EXERCISE AIM: Below are the records; count how many of their lines contain the word "more" and give that number only.

##############################

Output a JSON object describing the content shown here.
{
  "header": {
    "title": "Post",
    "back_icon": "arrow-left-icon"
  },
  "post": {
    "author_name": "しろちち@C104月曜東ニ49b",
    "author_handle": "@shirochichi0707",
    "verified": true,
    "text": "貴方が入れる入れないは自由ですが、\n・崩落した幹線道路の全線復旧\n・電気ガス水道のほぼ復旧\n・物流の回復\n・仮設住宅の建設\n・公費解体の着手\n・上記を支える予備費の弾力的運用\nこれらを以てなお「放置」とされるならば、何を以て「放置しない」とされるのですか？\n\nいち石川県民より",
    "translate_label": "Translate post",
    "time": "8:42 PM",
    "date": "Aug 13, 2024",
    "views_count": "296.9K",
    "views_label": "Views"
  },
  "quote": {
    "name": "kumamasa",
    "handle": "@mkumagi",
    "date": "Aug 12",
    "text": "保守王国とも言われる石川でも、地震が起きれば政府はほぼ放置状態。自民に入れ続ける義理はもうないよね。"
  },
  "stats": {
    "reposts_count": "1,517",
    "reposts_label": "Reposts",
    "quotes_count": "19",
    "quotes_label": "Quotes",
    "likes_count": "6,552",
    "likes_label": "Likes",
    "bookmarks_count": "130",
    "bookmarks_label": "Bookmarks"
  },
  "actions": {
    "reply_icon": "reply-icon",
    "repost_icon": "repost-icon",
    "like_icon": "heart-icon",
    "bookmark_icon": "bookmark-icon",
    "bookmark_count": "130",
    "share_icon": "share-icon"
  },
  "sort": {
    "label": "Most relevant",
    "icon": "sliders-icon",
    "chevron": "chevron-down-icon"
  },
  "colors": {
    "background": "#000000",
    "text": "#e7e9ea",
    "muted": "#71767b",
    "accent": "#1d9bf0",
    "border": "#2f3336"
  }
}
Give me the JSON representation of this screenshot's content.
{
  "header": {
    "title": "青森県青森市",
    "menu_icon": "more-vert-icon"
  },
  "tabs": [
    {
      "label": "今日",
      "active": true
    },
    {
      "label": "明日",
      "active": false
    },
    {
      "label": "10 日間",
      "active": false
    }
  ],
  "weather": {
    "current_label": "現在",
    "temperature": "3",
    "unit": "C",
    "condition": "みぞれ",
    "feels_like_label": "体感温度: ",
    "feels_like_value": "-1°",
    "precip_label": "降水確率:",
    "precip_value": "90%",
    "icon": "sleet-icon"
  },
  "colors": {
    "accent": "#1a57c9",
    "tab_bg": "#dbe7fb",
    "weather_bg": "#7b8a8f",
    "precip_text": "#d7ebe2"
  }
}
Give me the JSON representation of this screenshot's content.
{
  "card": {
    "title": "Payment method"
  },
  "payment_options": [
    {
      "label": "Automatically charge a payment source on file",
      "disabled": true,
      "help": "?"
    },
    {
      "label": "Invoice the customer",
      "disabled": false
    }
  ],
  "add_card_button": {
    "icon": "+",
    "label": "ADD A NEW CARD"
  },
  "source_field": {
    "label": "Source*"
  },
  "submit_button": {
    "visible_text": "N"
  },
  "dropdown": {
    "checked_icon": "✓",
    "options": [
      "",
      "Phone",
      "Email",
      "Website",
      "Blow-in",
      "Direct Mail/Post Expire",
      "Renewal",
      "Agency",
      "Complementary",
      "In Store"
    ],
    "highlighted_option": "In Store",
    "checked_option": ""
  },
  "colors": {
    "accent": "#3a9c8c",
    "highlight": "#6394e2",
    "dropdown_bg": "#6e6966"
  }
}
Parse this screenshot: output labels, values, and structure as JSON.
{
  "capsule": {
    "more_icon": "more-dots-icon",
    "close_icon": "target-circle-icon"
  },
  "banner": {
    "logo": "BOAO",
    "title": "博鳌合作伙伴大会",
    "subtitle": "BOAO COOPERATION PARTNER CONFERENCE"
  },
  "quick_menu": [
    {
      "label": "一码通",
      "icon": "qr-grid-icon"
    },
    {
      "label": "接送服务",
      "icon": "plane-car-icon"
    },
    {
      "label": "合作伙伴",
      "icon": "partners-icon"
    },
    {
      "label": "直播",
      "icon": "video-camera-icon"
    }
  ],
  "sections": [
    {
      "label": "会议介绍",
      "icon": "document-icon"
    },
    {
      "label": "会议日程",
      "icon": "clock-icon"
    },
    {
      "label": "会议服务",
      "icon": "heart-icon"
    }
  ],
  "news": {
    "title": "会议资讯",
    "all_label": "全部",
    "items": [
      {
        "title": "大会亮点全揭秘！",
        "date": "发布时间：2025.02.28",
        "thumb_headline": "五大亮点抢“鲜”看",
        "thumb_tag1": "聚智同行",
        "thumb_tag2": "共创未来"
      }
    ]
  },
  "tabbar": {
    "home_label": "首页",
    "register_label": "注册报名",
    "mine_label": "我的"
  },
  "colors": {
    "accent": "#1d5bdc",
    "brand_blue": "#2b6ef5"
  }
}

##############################

REPLY: 2